ACTION ITEM
Would you repeat every entry below word for word but drop the images?

Items from an interface collection

==========

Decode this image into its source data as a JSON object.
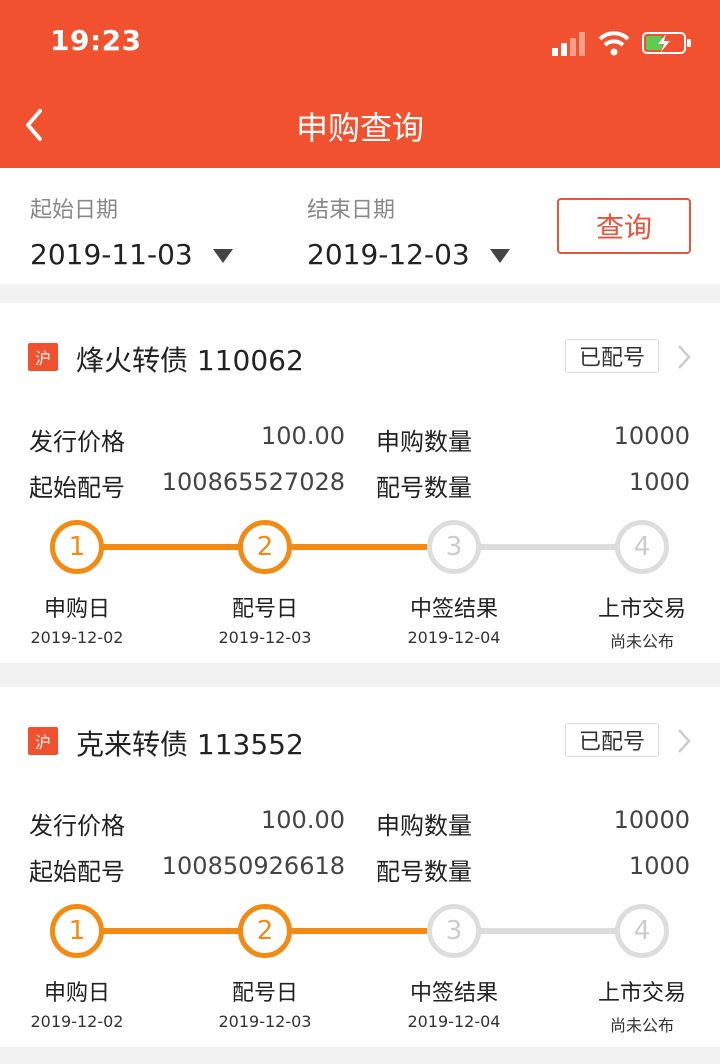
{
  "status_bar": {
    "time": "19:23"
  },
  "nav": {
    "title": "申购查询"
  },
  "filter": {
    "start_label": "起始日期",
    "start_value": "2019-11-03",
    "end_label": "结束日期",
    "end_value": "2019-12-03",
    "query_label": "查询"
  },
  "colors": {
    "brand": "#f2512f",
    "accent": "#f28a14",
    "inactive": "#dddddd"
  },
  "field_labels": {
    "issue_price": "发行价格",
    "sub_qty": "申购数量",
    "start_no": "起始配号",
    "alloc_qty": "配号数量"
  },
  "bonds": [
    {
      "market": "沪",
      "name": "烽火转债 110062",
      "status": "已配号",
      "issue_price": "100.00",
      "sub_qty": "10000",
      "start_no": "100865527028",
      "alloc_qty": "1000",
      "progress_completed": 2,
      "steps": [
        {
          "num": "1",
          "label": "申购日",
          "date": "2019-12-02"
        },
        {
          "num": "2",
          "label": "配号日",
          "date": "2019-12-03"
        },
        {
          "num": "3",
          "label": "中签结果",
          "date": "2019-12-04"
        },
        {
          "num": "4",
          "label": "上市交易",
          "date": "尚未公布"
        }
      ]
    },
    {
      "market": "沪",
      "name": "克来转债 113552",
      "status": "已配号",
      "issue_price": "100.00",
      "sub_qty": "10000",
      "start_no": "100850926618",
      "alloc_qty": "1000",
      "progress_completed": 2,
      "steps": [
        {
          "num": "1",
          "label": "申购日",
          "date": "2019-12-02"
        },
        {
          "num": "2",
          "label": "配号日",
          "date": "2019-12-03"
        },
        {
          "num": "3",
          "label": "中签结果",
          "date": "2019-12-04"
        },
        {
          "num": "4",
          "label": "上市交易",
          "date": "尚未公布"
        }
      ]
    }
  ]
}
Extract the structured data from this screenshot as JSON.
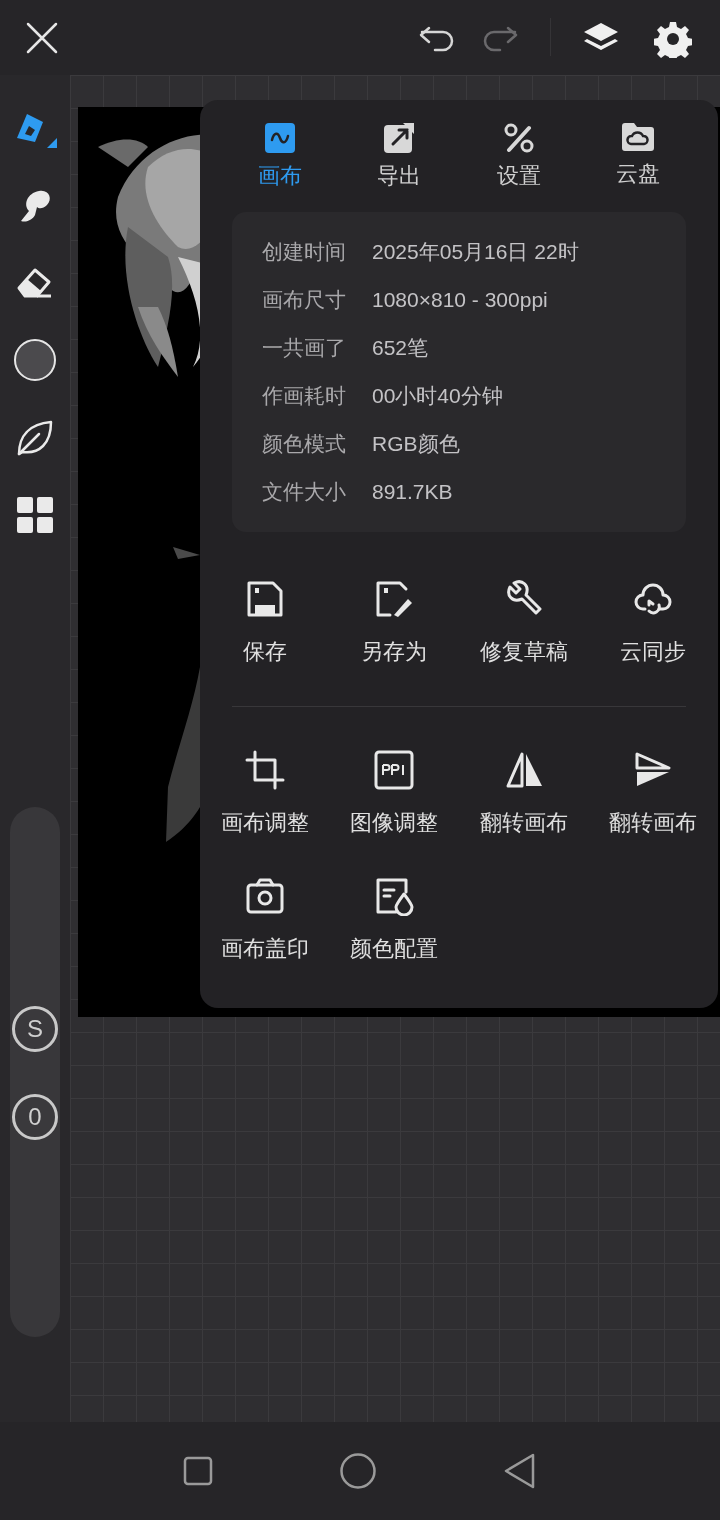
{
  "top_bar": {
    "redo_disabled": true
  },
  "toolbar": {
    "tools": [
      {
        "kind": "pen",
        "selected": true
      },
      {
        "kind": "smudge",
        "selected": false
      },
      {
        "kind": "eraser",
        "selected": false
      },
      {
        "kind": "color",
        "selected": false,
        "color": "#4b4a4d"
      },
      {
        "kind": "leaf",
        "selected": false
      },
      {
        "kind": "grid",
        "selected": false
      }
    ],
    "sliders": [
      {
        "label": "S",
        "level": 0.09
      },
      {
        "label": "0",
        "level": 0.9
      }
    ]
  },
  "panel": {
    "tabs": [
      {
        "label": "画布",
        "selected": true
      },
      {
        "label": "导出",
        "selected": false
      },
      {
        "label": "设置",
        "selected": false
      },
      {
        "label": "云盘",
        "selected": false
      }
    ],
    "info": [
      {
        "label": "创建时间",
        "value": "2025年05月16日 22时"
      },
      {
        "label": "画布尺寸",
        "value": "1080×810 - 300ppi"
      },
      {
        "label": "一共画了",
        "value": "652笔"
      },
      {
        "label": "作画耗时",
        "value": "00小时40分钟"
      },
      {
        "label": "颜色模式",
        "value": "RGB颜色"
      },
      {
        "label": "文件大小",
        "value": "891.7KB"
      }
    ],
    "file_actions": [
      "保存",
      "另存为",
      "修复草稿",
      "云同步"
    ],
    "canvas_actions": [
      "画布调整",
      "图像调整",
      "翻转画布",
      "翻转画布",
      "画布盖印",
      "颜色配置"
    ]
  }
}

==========

RESULT
Decode this image into its source data as a JSON object.
{
  "status_bar": {
    "time": "19:23"
  },
  "nav": {
    "title": "申购查询"
  },
  "filter": {
    "start_label": "起始日期",
    "start_value": "2019-11-03",
    "end_label": "结束日期",
    "end_value": "2019-12-03",
    "query_label": "查询"
  },
  "colors": {
    "brand": "#f2512f",
    "accent": "#f28a14",
    "inactive": "#dddddd"
  },
  "field_labels": {
    "issue_price": "发行价格",
    "sub_qty": "申购数量",
    "start_no": "起始配号",
    "alloc_qty": "配号数量"
  },
  "bonds": [
    {
      "market": "沪",
      "name": "烽火转债 110062",
      "status": "已配号",
      "issue_price": "100.00",
      "sub_qty": "10000",
      "start_no": "100865527028",
      "alloc_qty": "1000",
      "progress_completed": 2,
      "steps": [
        {
          "num": "1",
          "label": "申购日",
          "date": "2019-12-02"
        },
        {
          "num": "2",
          "label": "配号日",
          "date": "2019-12-03"
        },
        {
          "num": "3",
          "label": "中签结果",
          "date": "2019-12-04"
        },
        {
          "num": "4",
          "label": "上市交易",
          "date": "尚未公布"
        }
      ]
    },
    {
      "market": "沪",
      "name": "克来转债 113552",
      "status": "已配号",
      "issue_price": "100.00",
      "sub_qty": "10000",
      "start_no": "100850926618",
      "alloc_qty": "1000",
      "progress_completed": 2,
      "steps": [
        {
          "num": "1",
          "label": "申购日",
          "date": "2019-12-02"
        },
        {
          "num": "2",
          "label": "配号日",
          "date": "2019-12-03"
        },
        {
          "num": "3",
          "label": "中签结果",
          "date": "2019-12-04"
        },
        {
          "num": "4",
          "label": "上市交易",
          "date": "尚未公布"
        }
      ]
    }
  ]
}
Extract the structured data from this screenshot as JSON.
{
  "top_bar": {
    "redo_disabled": true
  },
  "toolbar": {
    "tools": [
      {
        "kind": "pen",
        "selected": true
      },
      {
        "kind": "smudge",
        "selected": false
      },
      {
        "kind": "eraser",
        "selected": false
      },
      {
        "kind": "color",
        "selected": false,
        "color": "#4b4a4d"
      },
      {
        "kind": "leaf",
        "selected": false
      },
      {
        "kind": "grid",
        "selected": false
      }
    ],
    "sliders": [
      {
        "label": "S",
        "level": 0.09
      },
      {
        "label": "0",
        "level": 0.9
      }
    ]
  },
  "panel": {
    "tabs": [
      {
        "label": "画布",
        "selected": true
      },
      {
        "label": "导出",
        "selected": false
      },
      {
        "label": "设置",
        "selected": false
      },
      {
        "label": "云盘",
        "selected": false
      }
    ],
    "info": [
      {
        "label": "创建时间",
        "value": "2025年05月16日 22时"
      },
      {
        "label": "画布尺寸",
        "value": "1080×810 - 300ppi"
      },
      {
        "label": "一共画了",
        "value": "652笔"
      },
      {
        "label": "作画耗时",
        "value": "00小时40分钟"
      },
      {
        "label": "颜色模式",
        "value": "RGB颜色"
      },
      {
        "label": "文件大小",
        "value": "891.7KB"
      }
    ],
    "file_actions": [
      "保存",
      "另存为",
      "修复草稿",
      "云同步"
    ],
    "canvas_actions": [
      "画布调整",
      "图像调整",
      "翻转画布",
      "翻转画布",
      "画布盖印",
      "颜色配置"
    ]
  }
}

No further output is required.